Advisor: Chad Rittenhouse

 

Ellie’s research interests are in the conservation of biodiversity within broad-scale landscapes, and specifically maintaining ecosystem connectivity. Protected area networks often face challenges between balancing the livelihoods of surrounding human populations and maintaining natural, continuous systems. Ellie is passionate about refining management practices to maintain the natural distribution of metapopulations and minimize human interferences.

The landscape within the Kruger to Canyons Biosphere Reserve in South Africa contains a unique arrangement of protected areas, including Kruger National Park and many privately managed reserves. In 1993, the private reserves adjacent to Kruger’s western boundary removed their fences to re-connect the ecosystem. Additional reserves have the potential to remove their fences, thereby joining the “Greater Kruger Ecosystem.”
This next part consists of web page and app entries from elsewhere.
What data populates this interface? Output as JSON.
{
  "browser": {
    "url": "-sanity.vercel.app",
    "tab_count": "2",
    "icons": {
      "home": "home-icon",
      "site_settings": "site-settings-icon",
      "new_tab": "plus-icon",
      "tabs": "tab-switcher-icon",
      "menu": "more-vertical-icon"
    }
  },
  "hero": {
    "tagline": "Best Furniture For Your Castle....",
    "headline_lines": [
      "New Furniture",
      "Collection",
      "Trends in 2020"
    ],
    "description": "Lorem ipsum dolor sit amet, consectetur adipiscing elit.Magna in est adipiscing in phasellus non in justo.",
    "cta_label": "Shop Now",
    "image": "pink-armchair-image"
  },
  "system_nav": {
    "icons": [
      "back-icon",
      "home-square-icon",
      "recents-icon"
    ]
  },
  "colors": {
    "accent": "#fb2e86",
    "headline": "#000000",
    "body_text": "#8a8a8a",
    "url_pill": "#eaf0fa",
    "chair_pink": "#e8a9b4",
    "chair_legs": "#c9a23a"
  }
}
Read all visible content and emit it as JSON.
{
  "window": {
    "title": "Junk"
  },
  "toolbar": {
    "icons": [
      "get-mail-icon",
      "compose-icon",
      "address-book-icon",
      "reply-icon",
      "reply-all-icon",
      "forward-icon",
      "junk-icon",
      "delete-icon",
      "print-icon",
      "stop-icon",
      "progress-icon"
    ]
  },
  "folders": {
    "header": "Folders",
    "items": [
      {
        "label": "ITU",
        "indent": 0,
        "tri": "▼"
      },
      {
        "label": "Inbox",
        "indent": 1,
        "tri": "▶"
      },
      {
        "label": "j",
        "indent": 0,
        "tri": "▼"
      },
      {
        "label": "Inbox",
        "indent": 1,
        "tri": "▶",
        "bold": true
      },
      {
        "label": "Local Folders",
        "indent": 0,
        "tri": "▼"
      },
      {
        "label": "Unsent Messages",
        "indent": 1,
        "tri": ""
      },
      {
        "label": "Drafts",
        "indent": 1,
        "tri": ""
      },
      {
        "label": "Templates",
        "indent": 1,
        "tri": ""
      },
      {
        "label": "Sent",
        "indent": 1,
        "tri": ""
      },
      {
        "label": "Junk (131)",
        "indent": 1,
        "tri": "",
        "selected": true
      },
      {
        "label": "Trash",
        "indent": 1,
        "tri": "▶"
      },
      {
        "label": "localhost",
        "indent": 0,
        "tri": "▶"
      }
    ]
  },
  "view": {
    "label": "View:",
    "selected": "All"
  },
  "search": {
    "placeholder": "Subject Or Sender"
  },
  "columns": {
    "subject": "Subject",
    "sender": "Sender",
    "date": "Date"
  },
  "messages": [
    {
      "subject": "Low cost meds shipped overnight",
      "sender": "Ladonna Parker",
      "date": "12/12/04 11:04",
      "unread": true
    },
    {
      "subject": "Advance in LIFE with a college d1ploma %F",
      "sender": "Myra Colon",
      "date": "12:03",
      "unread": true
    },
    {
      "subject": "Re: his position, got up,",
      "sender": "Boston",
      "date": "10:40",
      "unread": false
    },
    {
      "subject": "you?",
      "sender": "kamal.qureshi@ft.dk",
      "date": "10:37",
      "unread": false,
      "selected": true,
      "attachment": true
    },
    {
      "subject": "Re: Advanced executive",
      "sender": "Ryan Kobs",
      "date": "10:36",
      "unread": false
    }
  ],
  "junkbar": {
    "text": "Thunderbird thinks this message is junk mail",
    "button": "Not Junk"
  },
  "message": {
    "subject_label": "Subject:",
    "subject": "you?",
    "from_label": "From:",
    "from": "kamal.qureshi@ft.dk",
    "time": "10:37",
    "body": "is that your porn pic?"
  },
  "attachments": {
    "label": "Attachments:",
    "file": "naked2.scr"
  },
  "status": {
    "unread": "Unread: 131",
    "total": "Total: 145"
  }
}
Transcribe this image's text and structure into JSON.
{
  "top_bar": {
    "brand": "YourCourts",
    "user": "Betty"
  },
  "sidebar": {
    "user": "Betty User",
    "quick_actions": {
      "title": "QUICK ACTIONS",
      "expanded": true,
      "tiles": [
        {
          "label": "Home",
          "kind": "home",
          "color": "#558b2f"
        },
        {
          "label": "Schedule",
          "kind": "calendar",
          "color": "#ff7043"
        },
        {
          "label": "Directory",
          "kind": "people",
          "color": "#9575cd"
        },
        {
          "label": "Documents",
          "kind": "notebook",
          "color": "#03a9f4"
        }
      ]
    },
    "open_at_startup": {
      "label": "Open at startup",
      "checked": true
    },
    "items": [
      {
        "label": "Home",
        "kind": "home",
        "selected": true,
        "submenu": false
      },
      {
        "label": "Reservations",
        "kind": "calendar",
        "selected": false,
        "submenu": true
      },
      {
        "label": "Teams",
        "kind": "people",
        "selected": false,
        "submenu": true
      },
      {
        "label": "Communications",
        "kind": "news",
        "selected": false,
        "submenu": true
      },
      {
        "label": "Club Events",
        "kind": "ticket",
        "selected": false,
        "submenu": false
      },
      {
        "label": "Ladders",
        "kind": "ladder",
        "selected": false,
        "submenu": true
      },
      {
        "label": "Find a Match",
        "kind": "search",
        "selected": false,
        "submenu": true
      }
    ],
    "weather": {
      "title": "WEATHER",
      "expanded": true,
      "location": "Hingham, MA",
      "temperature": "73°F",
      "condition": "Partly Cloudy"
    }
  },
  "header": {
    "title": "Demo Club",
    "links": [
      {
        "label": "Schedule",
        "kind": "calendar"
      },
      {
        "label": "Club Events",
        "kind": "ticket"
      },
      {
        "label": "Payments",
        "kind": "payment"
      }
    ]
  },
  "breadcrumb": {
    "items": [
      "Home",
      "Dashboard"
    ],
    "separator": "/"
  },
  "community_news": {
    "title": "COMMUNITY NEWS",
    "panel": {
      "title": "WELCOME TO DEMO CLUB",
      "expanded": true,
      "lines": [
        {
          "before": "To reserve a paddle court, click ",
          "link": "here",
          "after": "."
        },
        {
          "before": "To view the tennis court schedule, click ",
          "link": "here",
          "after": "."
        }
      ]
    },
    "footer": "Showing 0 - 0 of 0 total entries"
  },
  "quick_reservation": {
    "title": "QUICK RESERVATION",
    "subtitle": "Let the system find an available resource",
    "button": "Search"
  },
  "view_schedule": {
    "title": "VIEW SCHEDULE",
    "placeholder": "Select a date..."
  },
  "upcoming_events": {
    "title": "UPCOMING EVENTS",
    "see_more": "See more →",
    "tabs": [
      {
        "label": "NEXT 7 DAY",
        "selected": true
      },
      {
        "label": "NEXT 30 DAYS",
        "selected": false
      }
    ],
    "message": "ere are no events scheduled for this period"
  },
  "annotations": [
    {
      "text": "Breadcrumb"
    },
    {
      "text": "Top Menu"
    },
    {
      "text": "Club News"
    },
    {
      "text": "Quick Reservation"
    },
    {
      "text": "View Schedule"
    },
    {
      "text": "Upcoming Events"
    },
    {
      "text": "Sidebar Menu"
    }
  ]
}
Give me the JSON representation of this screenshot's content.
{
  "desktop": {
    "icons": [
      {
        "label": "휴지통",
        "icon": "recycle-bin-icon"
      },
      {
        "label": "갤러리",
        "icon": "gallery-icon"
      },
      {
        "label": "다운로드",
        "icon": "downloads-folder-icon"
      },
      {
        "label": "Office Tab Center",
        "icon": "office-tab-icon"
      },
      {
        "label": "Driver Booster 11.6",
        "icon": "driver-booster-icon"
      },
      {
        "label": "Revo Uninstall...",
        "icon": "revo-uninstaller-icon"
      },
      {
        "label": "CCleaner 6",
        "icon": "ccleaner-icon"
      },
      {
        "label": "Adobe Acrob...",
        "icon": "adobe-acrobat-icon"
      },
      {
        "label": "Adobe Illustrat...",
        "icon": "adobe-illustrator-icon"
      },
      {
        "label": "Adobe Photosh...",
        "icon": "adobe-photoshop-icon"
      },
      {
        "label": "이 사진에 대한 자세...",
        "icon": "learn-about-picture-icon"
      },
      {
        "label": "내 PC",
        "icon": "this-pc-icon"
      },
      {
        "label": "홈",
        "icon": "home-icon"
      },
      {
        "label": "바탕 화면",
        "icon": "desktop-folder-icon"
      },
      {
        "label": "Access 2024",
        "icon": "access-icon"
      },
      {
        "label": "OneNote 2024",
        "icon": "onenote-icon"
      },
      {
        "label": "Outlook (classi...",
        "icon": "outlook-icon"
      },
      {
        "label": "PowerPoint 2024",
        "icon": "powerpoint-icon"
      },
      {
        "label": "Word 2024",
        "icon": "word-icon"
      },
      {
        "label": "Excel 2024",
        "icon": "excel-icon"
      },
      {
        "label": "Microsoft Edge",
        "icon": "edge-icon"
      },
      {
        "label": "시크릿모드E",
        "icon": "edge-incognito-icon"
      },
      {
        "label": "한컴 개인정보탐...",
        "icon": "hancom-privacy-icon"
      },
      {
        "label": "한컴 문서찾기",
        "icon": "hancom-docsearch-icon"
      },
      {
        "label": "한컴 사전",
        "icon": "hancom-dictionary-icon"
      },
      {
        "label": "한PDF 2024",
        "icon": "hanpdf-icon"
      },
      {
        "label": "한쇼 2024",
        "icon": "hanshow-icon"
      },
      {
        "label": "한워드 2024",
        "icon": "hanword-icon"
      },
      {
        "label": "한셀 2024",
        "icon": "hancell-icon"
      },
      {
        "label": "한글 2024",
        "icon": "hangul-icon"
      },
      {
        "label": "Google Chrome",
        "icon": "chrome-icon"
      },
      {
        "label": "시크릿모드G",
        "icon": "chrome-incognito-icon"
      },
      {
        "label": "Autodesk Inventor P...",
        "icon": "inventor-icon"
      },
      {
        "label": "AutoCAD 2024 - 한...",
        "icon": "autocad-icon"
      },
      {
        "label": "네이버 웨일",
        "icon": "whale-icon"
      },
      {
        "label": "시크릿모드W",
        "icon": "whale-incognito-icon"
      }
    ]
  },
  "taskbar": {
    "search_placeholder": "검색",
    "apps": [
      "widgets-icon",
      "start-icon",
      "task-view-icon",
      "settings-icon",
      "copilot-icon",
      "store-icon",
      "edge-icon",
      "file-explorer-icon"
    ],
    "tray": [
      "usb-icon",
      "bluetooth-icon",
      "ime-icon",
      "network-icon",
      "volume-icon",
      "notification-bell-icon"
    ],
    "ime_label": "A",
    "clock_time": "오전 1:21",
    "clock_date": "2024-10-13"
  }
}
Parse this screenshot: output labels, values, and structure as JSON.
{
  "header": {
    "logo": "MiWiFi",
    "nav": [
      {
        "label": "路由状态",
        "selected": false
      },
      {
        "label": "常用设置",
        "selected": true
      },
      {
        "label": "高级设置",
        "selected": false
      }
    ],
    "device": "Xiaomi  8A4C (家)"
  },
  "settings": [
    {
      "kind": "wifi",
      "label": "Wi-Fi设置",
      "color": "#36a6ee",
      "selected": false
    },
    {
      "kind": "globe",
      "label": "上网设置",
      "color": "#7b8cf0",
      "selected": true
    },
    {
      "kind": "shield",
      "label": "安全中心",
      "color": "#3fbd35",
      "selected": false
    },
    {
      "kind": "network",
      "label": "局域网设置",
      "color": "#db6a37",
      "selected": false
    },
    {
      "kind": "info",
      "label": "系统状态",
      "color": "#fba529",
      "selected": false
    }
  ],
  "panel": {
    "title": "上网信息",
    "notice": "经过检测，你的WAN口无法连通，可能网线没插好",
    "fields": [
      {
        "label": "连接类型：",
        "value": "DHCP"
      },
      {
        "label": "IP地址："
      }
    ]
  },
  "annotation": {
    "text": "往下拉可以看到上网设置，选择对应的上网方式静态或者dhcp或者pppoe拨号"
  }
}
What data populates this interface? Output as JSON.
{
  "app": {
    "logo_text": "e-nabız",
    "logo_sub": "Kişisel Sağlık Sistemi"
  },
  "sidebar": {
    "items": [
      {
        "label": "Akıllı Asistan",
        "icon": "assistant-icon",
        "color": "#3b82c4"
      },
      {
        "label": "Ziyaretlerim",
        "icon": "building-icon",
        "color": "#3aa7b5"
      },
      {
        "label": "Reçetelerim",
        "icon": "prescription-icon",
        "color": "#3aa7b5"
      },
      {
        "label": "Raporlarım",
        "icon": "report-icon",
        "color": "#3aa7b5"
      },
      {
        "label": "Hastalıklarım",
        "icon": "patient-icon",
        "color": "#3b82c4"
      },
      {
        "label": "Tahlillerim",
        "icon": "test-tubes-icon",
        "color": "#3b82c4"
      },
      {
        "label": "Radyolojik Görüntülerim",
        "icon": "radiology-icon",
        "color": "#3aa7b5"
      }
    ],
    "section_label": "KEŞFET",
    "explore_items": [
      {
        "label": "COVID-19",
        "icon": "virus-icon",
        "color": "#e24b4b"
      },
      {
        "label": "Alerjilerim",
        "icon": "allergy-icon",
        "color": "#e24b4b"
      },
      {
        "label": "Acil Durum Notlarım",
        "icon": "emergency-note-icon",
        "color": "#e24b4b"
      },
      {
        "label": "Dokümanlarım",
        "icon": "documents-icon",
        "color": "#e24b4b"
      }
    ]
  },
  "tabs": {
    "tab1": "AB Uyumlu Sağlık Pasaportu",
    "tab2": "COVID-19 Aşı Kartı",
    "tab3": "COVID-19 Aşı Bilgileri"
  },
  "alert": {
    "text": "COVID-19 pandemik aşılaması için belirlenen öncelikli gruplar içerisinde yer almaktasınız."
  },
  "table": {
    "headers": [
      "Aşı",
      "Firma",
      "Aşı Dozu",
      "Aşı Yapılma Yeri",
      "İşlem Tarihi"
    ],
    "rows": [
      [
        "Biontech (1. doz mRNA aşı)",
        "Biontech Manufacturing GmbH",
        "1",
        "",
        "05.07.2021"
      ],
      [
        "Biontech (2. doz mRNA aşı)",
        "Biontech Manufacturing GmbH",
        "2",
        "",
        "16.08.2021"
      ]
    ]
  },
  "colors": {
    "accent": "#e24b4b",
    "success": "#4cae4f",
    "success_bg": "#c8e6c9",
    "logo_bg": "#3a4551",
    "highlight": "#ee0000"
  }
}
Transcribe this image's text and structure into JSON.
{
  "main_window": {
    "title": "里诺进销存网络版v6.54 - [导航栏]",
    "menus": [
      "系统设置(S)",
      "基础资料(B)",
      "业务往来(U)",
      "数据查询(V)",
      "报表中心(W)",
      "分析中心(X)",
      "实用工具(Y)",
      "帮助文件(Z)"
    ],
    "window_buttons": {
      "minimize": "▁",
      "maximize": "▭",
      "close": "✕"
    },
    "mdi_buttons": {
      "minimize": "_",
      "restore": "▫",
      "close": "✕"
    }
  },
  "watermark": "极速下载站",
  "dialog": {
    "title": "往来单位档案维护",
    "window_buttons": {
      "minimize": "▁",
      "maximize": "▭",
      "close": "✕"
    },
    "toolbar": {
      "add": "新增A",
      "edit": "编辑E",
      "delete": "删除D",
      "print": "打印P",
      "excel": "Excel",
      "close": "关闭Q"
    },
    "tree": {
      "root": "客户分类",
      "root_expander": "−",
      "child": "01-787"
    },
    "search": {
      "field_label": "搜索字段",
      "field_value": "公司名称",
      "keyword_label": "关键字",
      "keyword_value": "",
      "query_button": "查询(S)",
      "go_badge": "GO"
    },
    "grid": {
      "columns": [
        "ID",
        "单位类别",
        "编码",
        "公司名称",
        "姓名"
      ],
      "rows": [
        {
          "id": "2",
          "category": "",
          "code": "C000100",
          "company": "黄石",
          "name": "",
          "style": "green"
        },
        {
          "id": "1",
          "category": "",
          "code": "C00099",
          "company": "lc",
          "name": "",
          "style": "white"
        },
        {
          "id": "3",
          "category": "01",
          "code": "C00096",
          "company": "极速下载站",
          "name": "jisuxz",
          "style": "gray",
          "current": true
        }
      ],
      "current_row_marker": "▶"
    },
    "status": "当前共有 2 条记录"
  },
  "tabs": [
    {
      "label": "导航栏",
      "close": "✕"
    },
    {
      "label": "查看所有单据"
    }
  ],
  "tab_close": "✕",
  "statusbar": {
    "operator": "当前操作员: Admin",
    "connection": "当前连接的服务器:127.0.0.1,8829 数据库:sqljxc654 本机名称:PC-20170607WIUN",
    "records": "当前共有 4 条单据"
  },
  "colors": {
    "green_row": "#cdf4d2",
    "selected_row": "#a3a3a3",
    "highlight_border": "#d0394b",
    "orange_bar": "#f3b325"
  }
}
Ellie’s research aims to detect changes in vegetation dynamics from 1985 to 2015 across the reserves using remote sensing. She hopes that her findings will assist wildlife managers in future conservation planning decisions in the region.

 

 

 

 

 

 

 

Wildlife and Fisheries Conservation Center
Department of Natural Resources and the Environment
University of Connecticut
1376 Storrs Road, Unit 4087